Hardcore Prison Break fans waited nine years for the return of the popular Scofield-centric escape show. They spent those nine years mourning Michael’s apparent death and equally bemoaning the drop-off in quality from the stellar first two seasons to the convoluted, underwhelming final two.
Prison Break season five, and particularly the finale, provided well-deserved closure for fans of Michael Scofield and his family. The series gets the happily-ever-after ending that season four and Michael’s apparent death didn’t provide the first time around. And, as a bonus, the final scene returns to Fox River where it all started.
Episode eight of the nine-episode final season concluded in graphic fashion, implying that both Lincoln and Michael might be dead. Lincoln ends up wounded, and Michael narrowly avoids a bullet. Episode nine starts to provide the first real plot twists of the season.
Season five essentially proved to be a nostalgic return to a show that had been a trailblazer when it first debuted. However, the season wasn’t particularly well-developed and lacked the complexity of season one. Poseidon and his agenda is cliché and simplistic (rogue CIA agent tries to fix the government his way and enlists some loyal, unquestioning minions). Michael’s initial prison break in season five involves minimal finesse other than a blackout and a convenient air duct. Much of the rest of the season involves outrunning explosions and bands of marauding ISIS terrorists with Lincoln and his friends by his side.
Perhaps most interestingly, Michael’s tattoos seemed irrelevant as anything other than a nostalgia-forced plot requirement until the season finale. Michael’s tattoos seem mostly worthless (unlike season one where the complexity of the prison architecture and the profundity of his plan actually warranted them), and as Poseidon scrambles to decode the eyes on his tattoo, the audience wonders why Michael bothered broadcasting his seemingly straightforward schemes.
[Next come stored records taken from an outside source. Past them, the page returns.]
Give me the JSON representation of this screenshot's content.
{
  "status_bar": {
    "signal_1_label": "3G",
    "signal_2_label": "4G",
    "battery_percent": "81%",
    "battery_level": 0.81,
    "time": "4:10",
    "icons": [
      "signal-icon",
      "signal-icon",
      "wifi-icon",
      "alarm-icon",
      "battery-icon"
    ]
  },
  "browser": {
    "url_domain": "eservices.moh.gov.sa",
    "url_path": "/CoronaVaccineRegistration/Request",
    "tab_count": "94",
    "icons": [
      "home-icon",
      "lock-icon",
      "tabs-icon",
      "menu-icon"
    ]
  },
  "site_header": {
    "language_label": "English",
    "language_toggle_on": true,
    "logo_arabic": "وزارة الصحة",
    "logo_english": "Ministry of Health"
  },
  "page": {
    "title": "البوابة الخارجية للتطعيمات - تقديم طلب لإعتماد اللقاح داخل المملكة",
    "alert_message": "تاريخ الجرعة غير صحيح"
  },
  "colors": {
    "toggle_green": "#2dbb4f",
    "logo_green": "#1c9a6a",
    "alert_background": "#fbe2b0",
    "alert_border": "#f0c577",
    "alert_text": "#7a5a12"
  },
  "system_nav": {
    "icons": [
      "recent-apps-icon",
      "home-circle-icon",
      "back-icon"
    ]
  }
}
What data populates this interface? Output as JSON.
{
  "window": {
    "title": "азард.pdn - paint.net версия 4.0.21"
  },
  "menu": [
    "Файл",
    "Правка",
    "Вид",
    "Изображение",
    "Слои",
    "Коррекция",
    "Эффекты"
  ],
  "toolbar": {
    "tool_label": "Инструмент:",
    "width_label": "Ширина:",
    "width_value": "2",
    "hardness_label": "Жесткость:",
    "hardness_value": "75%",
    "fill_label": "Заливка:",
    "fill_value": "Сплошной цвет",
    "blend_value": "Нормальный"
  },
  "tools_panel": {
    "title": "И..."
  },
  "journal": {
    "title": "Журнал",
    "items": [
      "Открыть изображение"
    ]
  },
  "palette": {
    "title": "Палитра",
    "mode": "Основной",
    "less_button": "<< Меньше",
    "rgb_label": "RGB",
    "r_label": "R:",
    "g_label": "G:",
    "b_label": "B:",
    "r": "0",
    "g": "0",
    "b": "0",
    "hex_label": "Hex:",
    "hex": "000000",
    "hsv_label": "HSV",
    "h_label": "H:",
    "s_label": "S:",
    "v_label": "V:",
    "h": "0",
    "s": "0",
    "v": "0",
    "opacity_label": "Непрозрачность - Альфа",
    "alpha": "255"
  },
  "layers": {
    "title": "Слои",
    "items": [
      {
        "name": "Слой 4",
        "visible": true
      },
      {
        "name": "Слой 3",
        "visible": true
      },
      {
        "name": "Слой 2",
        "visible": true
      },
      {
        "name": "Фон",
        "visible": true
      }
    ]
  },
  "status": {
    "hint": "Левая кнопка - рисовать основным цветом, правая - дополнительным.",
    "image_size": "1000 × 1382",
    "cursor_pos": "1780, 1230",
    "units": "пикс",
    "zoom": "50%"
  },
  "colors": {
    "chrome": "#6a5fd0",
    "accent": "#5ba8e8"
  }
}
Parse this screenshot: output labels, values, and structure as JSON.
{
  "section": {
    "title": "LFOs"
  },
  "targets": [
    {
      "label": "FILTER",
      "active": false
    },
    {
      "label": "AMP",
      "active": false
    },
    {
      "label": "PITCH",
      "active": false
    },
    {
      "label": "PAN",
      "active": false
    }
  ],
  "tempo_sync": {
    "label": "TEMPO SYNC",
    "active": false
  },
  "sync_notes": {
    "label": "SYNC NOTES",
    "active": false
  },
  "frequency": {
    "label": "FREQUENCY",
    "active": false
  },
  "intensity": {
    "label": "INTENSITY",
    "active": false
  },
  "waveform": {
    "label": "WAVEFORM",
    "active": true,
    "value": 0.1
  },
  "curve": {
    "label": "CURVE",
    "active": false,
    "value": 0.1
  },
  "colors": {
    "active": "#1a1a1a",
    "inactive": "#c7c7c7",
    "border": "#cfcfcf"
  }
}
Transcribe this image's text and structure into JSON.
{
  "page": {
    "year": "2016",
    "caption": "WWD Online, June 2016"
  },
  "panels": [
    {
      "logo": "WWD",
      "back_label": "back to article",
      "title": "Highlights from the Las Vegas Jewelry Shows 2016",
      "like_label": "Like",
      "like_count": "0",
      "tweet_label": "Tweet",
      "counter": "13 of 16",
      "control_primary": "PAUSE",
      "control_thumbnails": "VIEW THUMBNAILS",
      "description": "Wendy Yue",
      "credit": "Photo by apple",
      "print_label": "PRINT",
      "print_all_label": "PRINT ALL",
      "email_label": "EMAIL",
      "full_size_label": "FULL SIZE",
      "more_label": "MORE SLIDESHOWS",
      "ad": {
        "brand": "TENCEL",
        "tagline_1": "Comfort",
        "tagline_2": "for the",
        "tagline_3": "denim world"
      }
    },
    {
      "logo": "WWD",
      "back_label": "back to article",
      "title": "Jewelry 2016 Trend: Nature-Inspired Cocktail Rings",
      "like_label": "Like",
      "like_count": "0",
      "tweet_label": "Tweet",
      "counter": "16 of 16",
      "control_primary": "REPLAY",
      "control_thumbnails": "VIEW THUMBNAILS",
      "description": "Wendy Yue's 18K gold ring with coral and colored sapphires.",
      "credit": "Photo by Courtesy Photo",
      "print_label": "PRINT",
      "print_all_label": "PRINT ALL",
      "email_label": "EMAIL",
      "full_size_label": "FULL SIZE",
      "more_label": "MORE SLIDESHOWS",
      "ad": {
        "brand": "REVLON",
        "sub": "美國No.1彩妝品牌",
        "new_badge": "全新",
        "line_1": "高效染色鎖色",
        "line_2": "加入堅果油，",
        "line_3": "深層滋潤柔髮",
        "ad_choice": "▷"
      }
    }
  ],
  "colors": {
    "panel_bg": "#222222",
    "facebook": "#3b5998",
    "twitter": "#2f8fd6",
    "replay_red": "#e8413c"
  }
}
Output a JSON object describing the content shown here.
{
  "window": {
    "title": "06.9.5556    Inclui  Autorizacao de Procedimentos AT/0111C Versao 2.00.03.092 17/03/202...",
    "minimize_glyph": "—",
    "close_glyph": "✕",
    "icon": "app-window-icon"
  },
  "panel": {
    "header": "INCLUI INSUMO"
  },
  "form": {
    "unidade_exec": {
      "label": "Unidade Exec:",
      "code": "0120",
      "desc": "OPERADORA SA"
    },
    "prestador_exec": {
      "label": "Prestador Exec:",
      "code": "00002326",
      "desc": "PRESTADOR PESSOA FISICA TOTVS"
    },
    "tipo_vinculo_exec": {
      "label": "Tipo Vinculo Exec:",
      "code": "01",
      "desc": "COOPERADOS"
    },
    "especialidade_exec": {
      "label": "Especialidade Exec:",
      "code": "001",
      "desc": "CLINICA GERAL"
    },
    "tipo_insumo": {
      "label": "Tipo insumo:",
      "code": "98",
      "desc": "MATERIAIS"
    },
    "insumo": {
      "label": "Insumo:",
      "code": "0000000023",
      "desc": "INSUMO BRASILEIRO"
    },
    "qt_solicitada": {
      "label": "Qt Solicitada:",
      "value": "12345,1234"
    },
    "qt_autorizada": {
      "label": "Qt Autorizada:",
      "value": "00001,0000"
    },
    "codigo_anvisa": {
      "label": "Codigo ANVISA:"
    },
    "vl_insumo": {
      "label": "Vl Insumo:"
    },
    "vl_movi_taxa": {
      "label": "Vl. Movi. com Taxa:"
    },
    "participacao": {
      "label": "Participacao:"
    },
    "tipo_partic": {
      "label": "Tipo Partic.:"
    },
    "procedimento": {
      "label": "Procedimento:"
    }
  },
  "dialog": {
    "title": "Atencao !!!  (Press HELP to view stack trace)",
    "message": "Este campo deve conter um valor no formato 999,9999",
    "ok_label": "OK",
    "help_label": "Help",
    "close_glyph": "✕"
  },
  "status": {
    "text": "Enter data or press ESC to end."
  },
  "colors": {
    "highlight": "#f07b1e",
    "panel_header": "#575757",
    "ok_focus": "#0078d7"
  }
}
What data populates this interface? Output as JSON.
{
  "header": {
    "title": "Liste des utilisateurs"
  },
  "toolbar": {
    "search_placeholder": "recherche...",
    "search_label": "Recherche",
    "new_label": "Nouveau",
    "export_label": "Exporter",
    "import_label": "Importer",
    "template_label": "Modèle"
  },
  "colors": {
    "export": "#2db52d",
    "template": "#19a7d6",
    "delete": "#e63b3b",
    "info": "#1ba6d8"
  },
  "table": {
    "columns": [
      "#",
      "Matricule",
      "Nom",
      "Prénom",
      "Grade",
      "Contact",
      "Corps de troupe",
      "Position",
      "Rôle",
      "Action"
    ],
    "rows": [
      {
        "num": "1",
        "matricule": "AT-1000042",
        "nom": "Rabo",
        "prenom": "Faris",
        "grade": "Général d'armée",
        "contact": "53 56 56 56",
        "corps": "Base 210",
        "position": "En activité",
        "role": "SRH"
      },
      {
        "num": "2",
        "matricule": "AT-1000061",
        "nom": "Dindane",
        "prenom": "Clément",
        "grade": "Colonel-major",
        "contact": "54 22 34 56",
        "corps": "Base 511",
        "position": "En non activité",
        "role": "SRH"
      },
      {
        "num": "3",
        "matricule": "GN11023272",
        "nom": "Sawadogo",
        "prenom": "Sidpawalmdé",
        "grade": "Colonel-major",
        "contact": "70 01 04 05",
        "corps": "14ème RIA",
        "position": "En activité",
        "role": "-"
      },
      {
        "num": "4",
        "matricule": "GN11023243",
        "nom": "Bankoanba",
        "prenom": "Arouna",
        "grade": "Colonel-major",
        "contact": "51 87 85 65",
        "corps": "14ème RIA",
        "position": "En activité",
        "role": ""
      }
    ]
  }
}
The plot twists remarkably in the last 10 minutes as Michael’s brilliance manifests itself. The tattoos were a gambit, meant to ensnare Poseidon by making Poseidon believe he had cracked the code and would capture Michael. Instead, through some impressive plotting and advanced photoshopping, Michael defeats Poseidon and eliminates his leverage all in one fell swoop. T-Bag provides the final righteous justice back in Fox River.
The fifth season also provided intriguing updates to several other beloved characters and their futures. T-Bag isn’t the enemy anymore and he has a son who aids Michael in his latest escape (although “Whip” pays the ultimate price for his loyalty). C-Note finds god and Sucre is still doing Sucre things. Almost everyone looks the same, although Michael’s hair has grayed a bit.
This likely wouldn’t work as a standalone show. But as a tribute to a beloved past show? Die-hard fans should have a blast reminiscing about the original show and enjoying the joyous return and victory of the beloved Scofield-Burrows clan. Michael is finally free and reunited with his family and hopefully this narrow escape proves to be his last.
While some fans may be yearning for a sixth season, logic suggests this is the end of the line for Michael. Let him and his family live a nice, prison-free life. Anyways, the premises required to land him back in jail were becoming more and more of a stretch in each subsequent season after the superb run at Fox River. The only way the writers could continue the series without suspending the disbelief beyond rationality would be if the CIA employs Schofield to bust someone ELSE out of prison. Fingers crossed for THAT intriguing spin-off…